Top of Given data

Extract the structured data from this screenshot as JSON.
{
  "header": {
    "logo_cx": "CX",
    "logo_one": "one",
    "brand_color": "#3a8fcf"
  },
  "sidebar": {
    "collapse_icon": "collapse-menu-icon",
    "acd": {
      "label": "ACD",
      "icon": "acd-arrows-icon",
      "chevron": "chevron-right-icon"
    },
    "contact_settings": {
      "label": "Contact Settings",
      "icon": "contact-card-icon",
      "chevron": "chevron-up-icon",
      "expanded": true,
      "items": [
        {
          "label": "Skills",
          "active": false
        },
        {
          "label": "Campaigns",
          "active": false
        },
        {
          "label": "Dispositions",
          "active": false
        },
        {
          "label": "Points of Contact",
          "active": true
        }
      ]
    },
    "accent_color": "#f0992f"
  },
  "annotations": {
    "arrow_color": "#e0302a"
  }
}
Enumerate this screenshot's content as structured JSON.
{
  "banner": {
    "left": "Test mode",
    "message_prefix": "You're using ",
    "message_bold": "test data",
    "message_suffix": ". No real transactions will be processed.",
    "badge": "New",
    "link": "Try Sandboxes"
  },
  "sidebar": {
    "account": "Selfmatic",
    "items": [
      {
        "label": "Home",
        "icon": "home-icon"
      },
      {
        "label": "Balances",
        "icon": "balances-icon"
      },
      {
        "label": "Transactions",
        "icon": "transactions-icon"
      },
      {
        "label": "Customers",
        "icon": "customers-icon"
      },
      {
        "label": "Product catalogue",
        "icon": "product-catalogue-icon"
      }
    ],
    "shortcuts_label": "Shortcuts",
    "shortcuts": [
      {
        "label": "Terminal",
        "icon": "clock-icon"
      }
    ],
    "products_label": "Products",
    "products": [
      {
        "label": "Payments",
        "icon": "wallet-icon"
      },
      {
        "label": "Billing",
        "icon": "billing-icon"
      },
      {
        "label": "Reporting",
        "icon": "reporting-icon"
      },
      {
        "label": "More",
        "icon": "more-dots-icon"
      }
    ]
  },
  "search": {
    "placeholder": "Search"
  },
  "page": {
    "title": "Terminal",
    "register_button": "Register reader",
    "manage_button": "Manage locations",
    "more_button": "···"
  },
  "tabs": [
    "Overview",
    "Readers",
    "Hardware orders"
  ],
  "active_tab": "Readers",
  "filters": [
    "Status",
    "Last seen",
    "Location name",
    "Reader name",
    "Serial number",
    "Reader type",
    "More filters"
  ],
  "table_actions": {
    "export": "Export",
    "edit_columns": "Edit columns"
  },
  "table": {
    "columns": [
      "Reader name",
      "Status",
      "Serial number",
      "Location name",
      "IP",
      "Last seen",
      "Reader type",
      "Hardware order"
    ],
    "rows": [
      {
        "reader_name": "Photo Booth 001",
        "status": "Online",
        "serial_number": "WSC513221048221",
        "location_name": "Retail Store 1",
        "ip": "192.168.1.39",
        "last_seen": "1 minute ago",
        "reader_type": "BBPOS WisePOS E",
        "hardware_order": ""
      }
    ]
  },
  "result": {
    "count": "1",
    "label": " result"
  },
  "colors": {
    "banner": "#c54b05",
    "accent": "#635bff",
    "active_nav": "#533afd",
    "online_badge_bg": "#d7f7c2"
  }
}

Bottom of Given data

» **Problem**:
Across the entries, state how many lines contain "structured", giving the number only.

» **Task solution**:
2